_Your instructions:_ Nothing in the records may be dropped or altered when you repeat them.

Data extract START

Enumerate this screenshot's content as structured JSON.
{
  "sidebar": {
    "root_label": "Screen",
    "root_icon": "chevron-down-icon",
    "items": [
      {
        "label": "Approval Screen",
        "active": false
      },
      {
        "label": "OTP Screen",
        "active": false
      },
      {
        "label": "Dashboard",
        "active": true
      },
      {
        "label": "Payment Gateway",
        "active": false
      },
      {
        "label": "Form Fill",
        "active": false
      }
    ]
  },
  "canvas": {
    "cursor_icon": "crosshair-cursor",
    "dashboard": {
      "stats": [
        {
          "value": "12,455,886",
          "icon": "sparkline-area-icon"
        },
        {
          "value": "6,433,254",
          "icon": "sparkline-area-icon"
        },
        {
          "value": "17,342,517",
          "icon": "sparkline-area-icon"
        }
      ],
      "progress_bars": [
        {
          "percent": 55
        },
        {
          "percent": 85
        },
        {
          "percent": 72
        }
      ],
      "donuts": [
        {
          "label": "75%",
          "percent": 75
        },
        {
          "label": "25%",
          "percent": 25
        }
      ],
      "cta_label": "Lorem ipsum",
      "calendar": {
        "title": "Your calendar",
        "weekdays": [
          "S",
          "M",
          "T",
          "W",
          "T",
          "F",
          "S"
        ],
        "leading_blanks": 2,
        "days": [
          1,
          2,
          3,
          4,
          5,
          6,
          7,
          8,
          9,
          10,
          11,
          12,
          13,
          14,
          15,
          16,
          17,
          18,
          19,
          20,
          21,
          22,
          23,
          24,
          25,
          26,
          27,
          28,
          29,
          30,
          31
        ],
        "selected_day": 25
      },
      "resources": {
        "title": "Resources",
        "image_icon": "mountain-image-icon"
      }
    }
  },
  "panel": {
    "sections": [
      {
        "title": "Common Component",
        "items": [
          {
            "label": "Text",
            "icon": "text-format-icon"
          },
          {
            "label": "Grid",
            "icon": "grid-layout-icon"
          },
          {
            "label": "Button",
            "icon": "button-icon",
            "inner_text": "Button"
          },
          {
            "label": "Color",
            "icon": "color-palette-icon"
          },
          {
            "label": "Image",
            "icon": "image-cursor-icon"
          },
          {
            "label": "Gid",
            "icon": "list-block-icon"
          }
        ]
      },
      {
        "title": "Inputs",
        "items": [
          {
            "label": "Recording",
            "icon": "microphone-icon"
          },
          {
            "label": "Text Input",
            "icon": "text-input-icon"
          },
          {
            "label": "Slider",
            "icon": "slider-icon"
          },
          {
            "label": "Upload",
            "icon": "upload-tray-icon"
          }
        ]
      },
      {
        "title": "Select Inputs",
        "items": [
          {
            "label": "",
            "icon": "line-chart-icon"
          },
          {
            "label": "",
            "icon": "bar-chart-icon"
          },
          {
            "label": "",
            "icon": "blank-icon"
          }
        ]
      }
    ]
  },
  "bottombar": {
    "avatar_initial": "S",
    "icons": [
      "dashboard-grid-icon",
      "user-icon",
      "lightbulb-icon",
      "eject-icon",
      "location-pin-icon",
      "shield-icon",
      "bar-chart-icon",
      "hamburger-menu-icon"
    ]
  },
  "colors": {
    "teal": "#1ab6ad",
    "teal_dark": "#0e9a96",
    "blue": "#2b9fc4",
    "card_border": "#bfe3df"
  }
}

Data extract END

_The completed task:_
Enumerate this screenshot's content as structured JSON.
{
  "sidebar": {
    "root_label": "Screen",
    "root_icon": "chevron-down-icon",
    "items": [
      {
        "label": "Approval Screen",
        "active": false
      },
      {
        "label": "OTP Screen",
        "active": false
      },
      {
        "label": "Dashboard",
        "active": true
      },
      {
        "label": "Payment Gateway",
        "active": false
      },
      {
        "label": "Form Fill",
        "active": false
      }
    ]
  },
  "canvas": {
    "cursor_icon": "crosshair-cursor",
    "dashboard": {
      "stats": [
        {
          "value": "12,455,886",
          "icon": "sparkline-area-icon"
        },
        {
          "value": "6,433,254",
          "icon": "sparkline-area-icon"
        },
        {
          "value": "17,342,517",
          "icon": "sparkline-area-icon"
        }
      ],
      "progress_bars": [
        {
          "percent": 55
        },
        {
          "percent": 85
        },
        {
          "percent": 72
        }
      ],
      "donuts": [
        {
          "label": "75%",
          "percent": 75
        },
        {
          "label": "25%",
          "percent": 25
        }
      ],
      "cta_label": "Lorem ipsum",
      "calendar": {
        "title": "Your calendar",
        "weekdays": [
          "S",
          "M",
          "T",
          "W",
          "T",
          "F",
          "S"
        ],
        "leading_blanks": 2,
        "days": [
          1,
          2,
          3,
          4,
          5,
          6,
          7,
          8,
          9,
          10,
          11,
          12,
          13,
          14,
          15,
          16,
          17,
          18,
          19,
          20,
          21,
          22,
          23,
          24,
          25,
          26,
          27,
          28,
          29,
          30,
          31
        ],
        "selected_day": 25
      },
      "resources": {
        "title": "Resources",
        "image_icon": "mountain-image-icon"
      }
    }
  },
  "panel": {
    "sections": [
      {
        "title": "Common Component",
        "items": [
          {
            "label": "Text",
            "icon": "text-format-icon"
          },
          {
            "label": "Grid",
            "icon": "grid-layout-icon"
          },
          {
            "label": "Button",
            "icon": "button-icon",
            "inner_text": "Button"
          },
          {
            "label": "Color",
            "icon": "color-palette-icon"
          },
          {
            "label": "Image",
            "icon": "image-cursor-icon"
          },
          {
            "label": "Gid",
            "icon": "list-block-icon"
          }
        ]
      },
      {
        "title": "Inputs",
        "items": [
          {
            "label": "Recording",
            "icon": "microphone-icon"
          },
          {
            "label": "Text Input",
            "icon": "text-input-icon"
          },
          {
            "label": "Slider",
            "icon": "slider-icon"
          },
          {
            "label": "Upload",
            "icon": "upload-tray-icon"
          }
        ]
      },
      {
        "title": "Select Inputs",
        "items": [
          {
            "label": "",
            "icon": "line-chart-icon"
          },
          {
            "label": "",
            "icon": "bar-chart-icon"
          },
          {
            "label": "",
            "icon": "blank-icon"
          }
        ]
      }
    ]
  },
  "bottombar": {
    "avatar_initial": "S",
    "icons": [
      "dashboard-grid-icon",
      "user-icon",
      "lightbulb-icon",
      "eject-icon",
      "location-pin-icon",
      "shield-icon",
      "bar-chart-icon",
      "hamburger-menu-icon"
    ]
  },
  "colors": {
    "teal": "#1ab6ad",
    "teal_dark": "#0e9a96",
    "blue": "#2b9fc4",
    "card_border": "#bfe3df"
  }
}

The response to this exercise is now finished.